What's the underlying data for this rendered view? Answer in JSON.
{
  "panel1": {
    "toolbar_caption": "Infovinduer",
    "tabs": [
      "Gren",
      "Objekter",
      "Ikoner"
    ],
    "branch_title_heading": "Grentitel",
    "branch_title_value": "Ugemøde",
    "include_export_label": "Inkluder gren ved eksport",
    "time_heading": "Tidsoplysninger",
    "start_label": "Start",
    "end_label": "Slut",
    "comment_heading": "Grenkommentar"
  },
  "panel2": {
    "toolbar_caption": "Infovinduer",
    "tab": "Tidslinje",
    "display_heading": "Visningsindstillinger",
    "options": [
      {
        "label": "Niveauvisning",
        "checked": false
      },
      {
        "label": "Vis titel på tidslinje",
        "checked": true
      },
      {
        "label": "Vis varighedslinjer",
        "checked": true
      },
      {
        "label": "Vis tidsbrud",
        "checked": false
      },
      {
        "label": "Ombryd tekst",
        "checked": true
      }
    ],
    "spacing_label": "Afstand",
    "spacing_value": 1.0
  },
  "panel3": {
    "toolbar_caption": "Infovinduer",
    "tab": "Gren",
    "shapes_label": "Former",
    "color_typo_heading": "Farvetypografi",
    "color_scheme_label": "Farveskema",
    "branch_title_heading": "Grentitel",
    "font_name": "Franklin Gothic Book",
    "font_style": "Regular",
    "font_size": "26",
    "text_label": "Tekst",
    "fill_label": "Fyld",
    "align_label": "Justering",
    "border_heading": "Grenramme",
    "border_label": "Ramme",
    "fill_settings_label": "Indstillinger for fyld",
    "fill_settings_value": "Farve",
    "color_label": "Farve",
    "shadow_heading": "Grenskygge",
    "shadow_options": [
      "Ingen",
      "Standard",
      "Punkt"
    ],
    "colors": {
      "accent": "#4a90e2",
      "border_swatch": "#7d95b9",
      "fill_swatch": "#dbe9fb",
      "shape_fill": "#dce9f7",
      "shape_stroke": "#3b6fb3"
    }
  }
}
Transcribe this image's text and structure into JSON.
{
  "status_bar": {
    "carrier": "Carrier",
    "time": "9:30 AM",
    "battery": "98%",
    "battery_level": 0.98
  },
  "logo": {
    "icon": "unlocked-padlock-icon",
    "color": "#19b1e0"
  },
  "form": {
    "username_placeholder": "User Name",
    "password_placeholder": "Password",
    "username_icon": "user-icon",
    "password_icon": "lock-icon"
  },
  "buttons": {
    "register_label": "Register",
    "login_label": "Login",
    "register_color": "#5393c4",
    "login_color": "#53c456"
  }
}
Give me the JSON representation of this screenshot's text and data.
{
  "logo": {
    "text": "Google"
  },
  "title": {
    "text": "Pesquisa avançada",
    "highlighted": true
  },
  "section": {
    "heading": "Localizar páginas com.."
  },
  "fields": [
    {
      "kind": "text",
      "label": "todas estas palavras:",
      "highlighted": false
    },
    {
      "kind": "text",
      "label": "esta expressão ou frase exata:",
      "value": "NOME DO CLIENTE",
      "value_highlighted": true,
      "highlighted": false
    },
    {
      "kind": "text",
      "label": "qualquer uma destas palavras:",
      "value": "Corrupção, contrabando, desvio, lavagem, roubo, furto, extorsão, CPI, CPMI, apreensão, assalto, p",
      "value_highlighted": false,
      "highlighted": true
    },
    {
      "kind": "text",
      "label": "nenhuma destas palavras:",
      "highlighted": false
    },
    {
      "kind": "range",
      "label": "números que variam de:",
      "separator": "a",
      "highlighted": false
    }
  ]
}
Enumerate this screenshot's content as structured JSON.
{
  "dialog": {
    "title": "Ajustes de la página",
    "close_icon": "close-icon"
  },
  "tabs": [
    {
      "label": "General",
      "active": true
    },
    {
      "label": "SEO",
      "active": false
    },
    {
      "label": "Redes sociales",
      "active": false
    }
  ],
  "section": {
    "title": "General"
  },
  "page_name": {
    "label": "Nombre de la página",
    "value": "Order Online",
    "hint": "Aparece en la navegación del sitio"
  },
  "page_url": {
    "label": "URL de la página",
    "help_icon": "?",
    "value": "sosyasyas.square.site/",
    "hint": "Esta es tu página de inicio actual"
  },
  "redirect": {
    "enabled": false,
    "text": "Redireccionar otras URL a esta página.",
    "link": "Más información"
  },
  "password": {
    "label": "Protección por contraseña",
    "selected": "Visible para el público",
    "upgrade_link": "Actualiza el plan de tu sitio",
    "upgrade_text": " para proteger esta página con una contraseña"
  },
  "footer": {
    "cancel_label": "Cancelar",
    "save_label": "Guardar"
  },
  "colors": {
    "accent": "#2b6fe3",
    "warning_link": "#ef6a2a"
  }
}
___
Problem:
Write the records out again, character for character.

Solved exercise:
What's the underlying data for this rendered view? Answer in JSON.
{
  "panel1": {
    "toolbar_caption": "Infovinduer",
    "tabs": [
      "Gren",
      "Objekter",
      "Ikoner"
    ],
    "branch_title_heading": "Grentitel",
    "branch_title_value": "Ugemøde",
    "include_export_label": "Inkluder gren ved eksport",
    "time_heading": "Tidsoplysninger",
    "start_label": "Start",
    "end_label": "Slut",
    "comment_heading": "Grenkommentar"
  },
  "panel2": {
    "toolbar_caption": "Infovinduer",
    "tab": "Tidslinje",
    "display_heading": "Visningsindstillinger",
    "options": [
      {
        "label": "Niveauvisning",
        "checked": false
      },
      {
        "label": "Vis titel på tidslinje",
        "checked": true
      },
      {
        "label": "Vis varighedslinjer",
        "checked": true
      },
      {
        "label": "Vis tidsbrud",
        "checked": false
      },
      {
        "label": "Ombryd tekst",
        "checked": true
      }
    ],
    "spacing_label": "Afstand",
    "spacing_value": 1.0
  },
  "panel3": {
    "toolbar_caption": "Infovinduer",
    "tab": "Gren",
    "shapes_label": "Former",
    "color_typo_heading": "Farvetypografi",
    "color_scheme_label": "Farveskema",
    "branch_title_heading": "Grentitel",
    "font_name": "Franklin Gothic Book",
    "font_style": "Regular",
    "font_size": "26",
    "text_label": "Tekst",
    "fill_label": "Fyld",
    "align_label": "Justering",
    "border_heading": "Grenramme",
    "border_label": "Ramme",
    "fill_settings_label": "Indstillinger for fyld",
    "fill_settings_value": "Farve",
    "color_label": "Farve",
    "shadow_heading": "Grenskygge",
    "shadow_options": [
      "Ingen",
      "Standard",
      "Punkt"
    ],
    "colors": {
      "accent": "#4a90e2",
      "border_swatch": "#7d95b9",
      "fill_swatch": "#dbe9fb",
      "shape_fill": "#dce9f7",
      "shape_stroke": "#3b6fb3"
    }
  }
}
Transcribe this image's text and structure into JSON.
{
  "status_bar": {
    "carrier": "Carrier",
    "time": "9:30 AM",
    "battery": "98%",
    "battery_level": 0.98
  },
  "logo": {
    "icon": "unlocked-padlock-icon",
    "color": "#19b1e0"
  },
  "form": {
    "username_placeholder": "User Name",
    "password_placeholder": "Password",
    "username_icon": "user-icon",
    "password_icon": "lock-icon"
  },
  "buttons": {
    "register_label": "Register",
    "login_label": "Login",
    "register_color": "#5393c4",
    "login_color": "#53c456"
  }
}
Give me the JSON representation of this screenshot's text and data.
{
  "logo": {
    "text": "Google"
  },
  "title": {
    "text": "Pesquisa avançada",
    "highlighted": true
  },
  "section": {
    "heading": "Localizar páginas com.."
  },
  "fields": [
    {
      "kind": "text",
      "label": "todas estas palavras:",
      "highlighted": false
    },
    {
      "kind": "text",
      "label": "esta expressão ou frase exata:",
      "value": "NOME DO CLIENTE",
      "value_highlighted": true,
      "highlighted": false
    },
    {
      "kind": "text",
      "label": "qualquer uma destas palavras:",
      "value": "Corrupção, contrabando, desvio, lavagem, roubo, furto, extorsão, CPI, CPMI, apreensão, assalto, p",
      "value_highlighted": false,
      "highlighted": true
    },
    {
      "kind": "text",
      "label": "nenhuma destas palavras:",
      "highlighted": false
    },
    {
      "kind": "range",
      "label": "números que variam de:",
      "separator": "a",
      "highlighted": false
    }
  ]
}
Enumerate this screenshot's content as structured JSON.
{
  "dialog": {
    "title": "Ajustes de la página",
    "close_icon": "close-icon"
  },
  "tabs": [
    {
      "label": "General",
      "active": true
    },
    {
      "label": "SEO",
      "active": false
    },
    {
      "label": "Redes sociales",
      "active": false
    }
  ],
  "section": {
    "title": "General"
  },
  "page_name": {
    "label": "Nombre de la página",
    "value": "Order Online",
    "hint": "Aparece en la navegación del sitio"
  },
  "page_url": {
    "label": "URL de la página",
    "help_icon": "?",
    "value": "sosyasyas.square.site/",
    "hint": "Esta es tu página de inicio actual"
  },
  "redirect": {
    "enabled": false,
    "text": "Redireccionar otras URL a esta página.",
    "link": "Más información"
  },
  "password": {
    "label": "Protección por contraseña",
    "selected": "Visible para el público",
    "upgrade_link": "Actualiza el plan de tu sitio",
    "upgrade_text": " para proteger esta página con una contraseña"
  },
  "footer": {
    "cancel_label": "Cancelar",
    "save_label": "Guardar"
  },
  "colors": {
    "accent": "#2b6fe3",
    "warning_link": "#ef6a2a"
  }
}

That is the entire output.